The Donald Grant Creighton Award honours the best book of biography or autobiography highlighting life in Ontario, past or present, published in the last three years. The 2016 award went to Steve Paikin for his outstanding book, Bill Davis: Nation Builder, and Not So Bland After All, published by Dundurn.

Paikin’s biography of Davis is an engaging look at the life of one of the most influential public figures in the history of Ontario. In what is remarkably the first authorized biography of Ontario's second longest-serving premier and, arguably, one of its most influential, Paikin not only superbly captures, what he refers to as Davis' "sphinx-like" character, but also deftly navigates both his private and public life in a meaningful way. Davis’s impact has been enormous. As Paikin writes in his introduction: "it's still Bill Davis's Ontario." This book ensures that current and future Ontarians understand just why that is so. 

 

Joseph Brant Award

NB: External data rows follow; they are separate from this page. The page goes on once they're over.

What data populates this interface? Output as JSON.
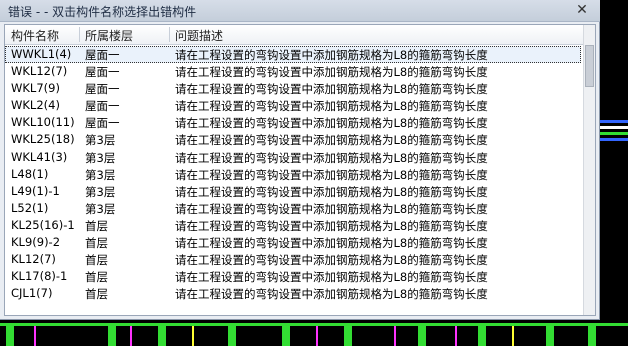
{
  "window": {
    "title": "错误 - - 双击构件名称选择出错构件",
    "close_glyph": "✕"
  },
  "table": {
    "columns": [
      "构件名称",
      "所属楼层",
      "问题描述"
    ],
    "rows": [
      {
        "name": "WWKL1(4)",
        "floor": "屋面一",
        "desc": "请在工程设置的弯钩设置中添加钢筋规格为L8的箍筋弯钩长度"
      },
      {
        "name": "WKL12(7)",
        "floor": "屋面一",
        "desc": "请在工程设置的弯钩设置中添加钢筋规格为L8的箍筋弯钩长度"
      },
      {
        "name": "WKL7(9)",
        "floor": "屋面一",
        "desc": "请在工程设置的弯钩设置中添加钢筋规格为L8的箍筋弯钩长度"
      },
      {
        "name": "WKL2(4)",
        "floor": "屋面一",
        "desc": "请在工程设置的弯钩设置中添加钢筋规格为L8的箍筋弯钩长度"
      },
      {
        "name": "WKL10(11)",
        "floor": "屋面一",
        "desc": "请在工程设置的弯钩设置中添加钢筋规格为L8的箍筋弯钩长度"
      },
      {
        "name": "WKL25(18)",
        "floor": "第3层",
        "desc": "请在工程设置的弯钩设置中添加钢筋规格为L8的箍筋弯钩长度"
      },
      {
        "name": "WKL41(3)",
        "floor": "第3层",
        "desc": "请在工程设置的弯钩设置中添加钢筋规格为L8的箍筋弯钩长度"
      },
      {
        "name": "L48(1)",
        "floor": "第3层",
        "desc": "请在工程设置的弯钩设置中添加钢筋规格为L8的箍筋弯钩长度"
      },
      {
        "name": "L49(1)-1",
        "floor": "第3层",
        "desc": "请在工程设置的弯钩设置中添加钢筋规格为L8的箍筋弯钩长度"
      },
      {
        "name": "L52(1)",
        "floor": "第3层",
        "desc": "请在工程设置的弯钩设置中添加钢筋规格为L8的箍筋弯钩长度"
      },
      {
        "name": "KL25(16)-1",
        "floor": "首层",
        "desc": "请在工程设置的弯钩设置中添加钢筋规格为L8的箍筋弯钩长度"
      },
      {
        "name": "KL9(9)-2",
        "floor": "首层",
        "desc": "请在工程设置的弯钩设置中添加钢筋规格为L8的箍筋弯钩长度"
      },
      {
        "name": "KL12(7)",
        "floor": "首层",
        "desc": "请在工程设置的弯钩设置中添加钢筋规格为L8的箍筋弯钩长度"
      },
      {
        "name": "KL17(8)-1",
        "floor": "首层",
        "desc": "请在工程设置的弯钩设置中添加钢筋规格为L8的箍筋弯钩长度"
      },
      {
        "name": "CJL1(7)",
        "floor": "首层",
        "desc": "请在工程设置的弯钩设置中添加钢筋规格为L8的箍筋弯钩长度"
      }
    ]
  },
  "colors": {
    "cad_green": "#33dd33",
    "cad_magenta": "#ff33ff",
    "cad_yellow": "#ffff33",
    "cad_blue": "#3366ff",
    "cad_white": "#ffffff"
  }
}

The Ontario Historical Society proudly presents the 2016 Joseph Brant Award to Keith Jamieson and Michelle Hamilton for their wonderful biography, Dr. Oronhyatekha: Security, Justice, and Equality, published by Dundurn. The Joseph Brant Award honours the best book on multicultural history in Ontario.

This publication brings to life the most accomplished member, in his day, of the peoples of the Six Nations of the Grand River. The authors’ account of an extraordinary life successfully demonstrates how Peter Martin, Oronhyatekha, more fondly known as “Dr. O,” was able to interweave the two dominant cultures of his time: that of the Mohawk Nation, one of the peoples of the Haudenosaunee, into which he was born, and the Victorian society of an emerging Canadian nation-state. Dr. O’s many accomplishments – achieved in an era when Indigenous cultures were subjected to vehement racism from both the society and its government – are amply detailed through the meticulous research which is the biography’s foundation. Dr. O's life story includes his experience as a child in the Mohawk Institute at Grand River, education and training in Toronto and at Oxford, his work as one of the first Indigenous doctors in Ontario, his leadership in the Independent Order of Foresters, and his efforts to fight on behalf of Indigenous peoples in Ontario. At his death, his body laid in state at Massey Hall and over 10,000 mourners paid their respects in a single day. 

While Keith Jamieson had been working on a biography of this fascinating man for many years, after becoming familiar with Dr. O's collection at the Royal Ontario Museum, his collaboration with Michelle Hamilton resulted in a compelling book that will bring this inspiring story to a broader public. In the post-TRC era, Ontarians are increasingly keen to learn about Indigenous history, and Dr. Oronhyatekha is a timely, captivating story that will resonate with many. 

The Honours and Awards Committee is pleased to present the Joseph Brant Award to Keith Jamieson and Michelle Hamilton.